◆ **What is needed**:
A verbatim copy of the data below is the required output.

◆ **Data under study**:
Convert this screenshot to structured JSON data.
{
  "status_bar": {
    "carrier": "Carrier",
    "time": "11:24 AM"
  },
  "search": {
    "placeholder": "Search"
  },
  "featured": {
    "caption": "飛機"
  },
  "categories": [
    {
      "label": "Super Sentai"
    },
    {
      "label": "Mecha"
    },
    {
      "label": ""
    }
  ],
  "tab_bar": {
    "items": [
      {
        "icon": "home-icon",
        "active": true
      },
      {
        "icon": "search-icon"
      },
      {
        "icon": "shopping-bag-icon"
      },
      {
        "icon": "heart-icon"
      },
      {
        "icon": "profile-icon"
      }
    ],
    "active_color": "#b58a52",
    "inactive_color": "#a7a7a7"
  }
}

◆ **Output below**:
Convert this screenshot to structured JSON data.
{
  "status_bar": {
    "carrier": "Carrier",
    "time": "11:24 AM"
  },
  "search": {
    "placeholder": "Search"
  },
  "featured": {
    "caption": "飛機"
  },
  "categories": [
    {
      "label": "Super Sentai"
    },
    {
      "label": "Mecha"
    },
    {
      "label": ""
    }
  ],
  "tab_bar": {
    "items": [
      {
        "icon": "home-icon",
        "active": true
      },
      {
        "icon": "search-icon"
      },
      {
        "icon": "shopping-bag-icon"
      },
      {
        "icon": "heart-icon"
      },
      {
        "icon": "profile-icon"
      }
    ],
    "active_color": "#b58a52",
    "inactive_color": "#a7a7a7"
  }
}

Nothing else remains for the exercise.